Tuesday, October 23, 2007

Birds, bees and other creatures

During the past week I've been rereading Dandelion Wine, a novel by one of my favorite authors, Ray Bradbury. More on that some other post. In the preface, Bradbury discusses his creative process. He talks about going back to memories of childhood and picking a visual or a word or a smell and starting with that, then seeing what unfolds. I've been ruminating on his idea and this morning, my own inspiration hit me.

The "F" word. I know, I know—it's an unlikely muse for someone like me, but hear me out.

It was 1977, and I was in second grade at Fauntleroy Elementary School in West Seattle. Fauntleroy was down the hill from where we lived at a rental house on Donovan Street, the house with the lilacs.

The school closed in 1981. The last time I was there was for Ruth's wedding reception, five years ago. Behind the school, the playground was a ruin of twisted steel, patched here and there with decrepit rubber mats, like so many peeling bandaids vainly trying to hold together the hopelessly cracked asphalt. The still-handsome brick building space was rented out to a day care, a dance school and private events.

In 1977, though, Fauntleroy throbbed with life, the pulsing blood of school children pumping reckless through each arterial hall. My second grade teacher, Mrs. Crawford, was an awe-inspiring woman with silvery blond bobbed hair. More than once she chastized me for losing myself in a book at the beginning of class, only to surface, startled, in the middle of the Pledge of Allegiance.
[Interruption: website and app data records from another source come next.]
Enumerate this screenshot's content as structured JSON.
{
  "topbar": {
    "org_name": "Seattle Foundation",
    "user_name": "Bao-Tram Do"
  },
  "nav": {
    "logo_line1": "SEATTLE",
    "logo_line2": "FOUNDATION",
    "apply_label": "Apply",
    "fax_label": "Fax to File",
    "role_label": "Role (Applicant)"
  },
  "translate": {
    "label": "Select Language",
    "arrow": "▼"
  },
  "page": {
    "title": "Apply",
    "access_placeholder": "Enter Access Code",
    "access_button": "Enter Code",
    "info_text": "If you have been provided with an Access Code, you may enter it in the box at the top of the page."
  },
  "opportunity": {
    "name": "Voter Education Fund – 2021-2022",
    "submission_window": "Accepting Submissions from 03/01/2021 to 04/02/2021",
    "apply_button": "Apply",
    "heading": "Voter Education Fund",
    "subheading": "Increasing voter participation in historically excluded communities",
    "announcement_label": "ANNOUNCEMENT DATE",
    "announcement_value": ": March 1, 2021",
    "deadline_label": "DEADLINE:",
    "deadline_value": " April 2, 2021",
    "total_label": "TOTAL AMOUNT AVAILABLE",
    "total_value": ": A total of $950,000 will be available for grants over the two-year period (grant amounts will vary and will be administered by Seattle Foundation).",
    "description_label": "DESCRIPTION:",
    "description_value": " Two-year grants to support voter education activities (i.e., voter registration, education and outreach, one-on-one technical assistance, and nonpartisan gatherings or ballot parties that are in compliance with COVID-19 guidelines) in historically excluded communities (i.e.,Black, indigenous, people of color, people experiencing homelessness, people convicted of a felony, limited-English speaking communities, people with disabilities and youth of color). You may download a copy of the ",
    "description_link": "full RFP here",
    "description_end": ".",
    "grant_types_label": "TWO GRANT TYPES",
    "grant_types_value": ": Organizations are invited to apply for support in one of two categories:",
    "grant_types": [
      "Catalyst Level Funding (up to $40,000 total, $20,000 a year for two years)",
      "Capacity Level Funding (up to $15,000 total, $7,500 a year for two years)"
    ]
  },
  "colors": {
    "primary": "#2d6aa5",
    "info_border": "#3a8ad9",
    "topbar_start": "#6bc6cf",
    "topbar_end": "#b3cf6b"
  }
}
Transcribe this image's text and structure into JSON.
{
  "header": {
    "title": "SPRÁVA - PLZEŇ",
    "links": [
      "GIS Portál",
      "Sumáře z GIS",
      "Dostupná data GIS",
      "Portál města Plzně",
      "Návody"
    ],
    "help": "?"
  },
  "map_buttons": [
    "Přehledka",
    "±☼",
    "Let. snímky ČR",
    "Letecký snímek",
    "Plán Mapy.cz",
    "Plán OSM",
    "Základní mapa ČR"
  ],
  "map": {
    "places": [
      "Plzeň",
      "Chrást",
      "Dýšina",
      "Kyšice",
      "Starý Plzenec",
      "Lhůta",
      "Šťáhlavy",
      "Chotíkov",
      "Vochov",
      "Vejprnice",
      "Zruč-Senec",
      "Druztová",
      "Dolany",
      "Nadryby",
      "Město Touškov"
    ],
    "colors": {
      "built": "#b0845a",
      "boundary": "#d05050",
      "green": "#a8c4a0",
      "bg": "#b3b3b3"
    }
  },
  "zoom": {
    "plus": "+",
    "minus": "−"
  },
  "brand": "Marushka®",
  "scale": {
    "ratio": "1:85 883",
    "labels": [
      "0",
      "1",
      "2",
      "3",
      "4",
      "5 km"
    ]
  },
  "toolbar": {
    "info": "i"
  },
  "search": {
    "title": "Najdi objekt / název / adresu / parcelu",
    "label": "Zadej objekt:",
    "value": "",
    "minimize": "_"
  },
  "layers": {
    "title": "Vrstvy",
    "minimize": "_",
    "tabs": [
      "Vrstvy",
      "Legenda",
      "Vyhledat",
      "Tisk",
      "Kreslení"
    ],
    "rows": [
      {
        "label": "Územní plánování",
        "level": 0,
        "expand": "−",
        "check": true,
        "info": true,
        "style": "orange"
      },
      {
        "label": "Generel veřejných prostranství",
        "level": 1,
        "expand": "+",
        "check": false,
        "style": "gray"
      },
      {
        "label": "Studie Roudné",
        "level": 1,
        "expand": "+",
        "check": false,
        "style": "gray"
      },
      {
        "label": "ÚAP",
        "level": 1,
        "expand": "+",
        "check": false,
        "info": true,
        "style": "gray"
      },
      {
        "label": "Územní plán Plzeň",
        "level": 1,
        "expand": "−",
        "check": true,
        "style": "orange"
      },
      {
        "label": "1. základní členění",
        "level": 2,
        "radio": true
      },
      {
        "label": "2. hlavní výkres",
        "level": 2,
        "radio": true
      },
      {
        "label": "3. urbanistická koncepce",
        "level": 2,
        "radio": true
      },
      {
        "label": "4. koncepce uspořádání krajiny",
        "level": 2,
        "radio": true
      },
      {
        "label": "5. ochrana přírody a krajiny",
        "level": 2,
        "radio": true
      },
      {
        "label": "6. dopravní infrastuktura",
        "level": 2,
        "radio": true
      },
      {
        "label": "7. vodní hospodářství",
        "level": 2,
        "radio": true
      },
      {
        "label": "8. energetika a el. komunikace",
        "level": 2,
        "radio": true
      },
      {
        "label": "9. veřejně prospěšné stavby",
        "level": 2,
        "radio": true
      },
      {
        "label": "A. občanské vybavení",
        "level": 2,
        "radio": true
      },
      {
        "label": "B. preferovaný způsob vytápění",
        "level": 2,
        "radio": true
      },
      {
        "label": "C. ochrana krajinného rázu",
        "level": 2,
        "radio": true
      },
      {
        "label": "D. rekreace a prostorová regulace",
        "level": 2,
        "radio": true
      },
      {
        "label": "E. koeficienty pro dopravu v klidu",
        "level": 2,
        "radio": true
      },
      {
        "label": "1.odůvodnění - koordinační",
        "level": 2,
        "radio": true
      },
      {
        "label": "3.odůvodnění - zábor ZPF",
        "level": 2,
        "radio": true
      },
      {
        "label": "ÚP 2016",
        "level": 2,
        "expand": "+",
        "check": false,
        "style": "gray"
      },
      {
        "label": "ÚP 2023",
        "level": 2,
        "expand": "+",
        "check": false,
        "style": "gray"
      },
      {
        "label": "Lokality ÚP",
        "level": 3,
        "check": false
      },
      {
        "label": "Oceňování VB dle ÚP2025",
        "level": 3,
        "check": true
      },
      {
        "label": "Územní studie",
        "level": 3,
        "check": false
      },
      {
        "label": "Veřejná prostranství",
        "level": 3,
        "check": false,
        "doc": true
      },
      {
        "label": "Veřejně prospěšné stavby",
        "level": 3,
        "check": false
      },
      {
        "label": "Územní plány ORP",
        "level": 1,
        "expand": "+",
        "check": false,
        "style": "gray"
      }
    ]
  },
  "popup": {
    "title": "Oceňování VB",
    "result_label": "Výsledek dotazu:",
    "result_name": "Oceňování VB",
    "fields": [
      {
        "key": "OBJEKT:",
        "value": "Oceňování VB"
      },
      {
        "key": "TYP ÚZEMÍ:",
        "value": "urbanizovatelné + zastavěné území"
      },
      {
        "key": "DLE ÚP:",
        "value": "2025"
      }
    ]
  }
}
One crisp morning as I was hanging my blue and yellow parka in the coatroom, I heard it whispered. Scandalized sniggers. Later, as I sank behind the wide wooden expanse of desk, exhausted by lunch recess, I heard it again, from the scalawag seated just to my left. I turned and whispered it back, but even then my voice had the (unhappy) ability to project, and I quickly found myself facing the stern visage of Mrs. Crawford. With a single look worth a hundred lectures, she dispatched me to the principal's office.

Mr. Richardson and I were already well acquainted, and he gestured for me to be seated on an uncomfortable wooden chair in front of his massive desk.

"So?"

I abjectly explained that I had said something bad, and told him what it was.

"Do you know what that word means?"

I shook my head no.

"I'm going to send you home, and when you get there, I'd like you to tell your mother what you said and ask her to explain to you exactly what it means." I was dismissed.

The quarter-mile walk home up the hill was especially long that afternoon. Mr. Richardson must have called my mother because she was forearmed with a pencil and notepad. She started with the obligatory brief remonstrance about the unsavory nature of the "F" word. Then my mother—the daughter of a nurse who would one day become one herself—segued perilously with "When a mommy and a daddy love each other," and launched into a detailed clinical description of human intimacy, complete with anatomically correct drawings, to scale.

Fascinated, terrified and disgusted all at once, my eight year-old eyes never looked at boys quite the same. Or my own parents, for that matter.

I'm thinking when the time comes to have The Talk with Audrey, I'll probably skip the pad and pencil.

1 comment:

aubrey said...

lol. what a lovely story you just told and interesting that it began with the f word. thank you for sharing a little piece of your past, your writing is captivating.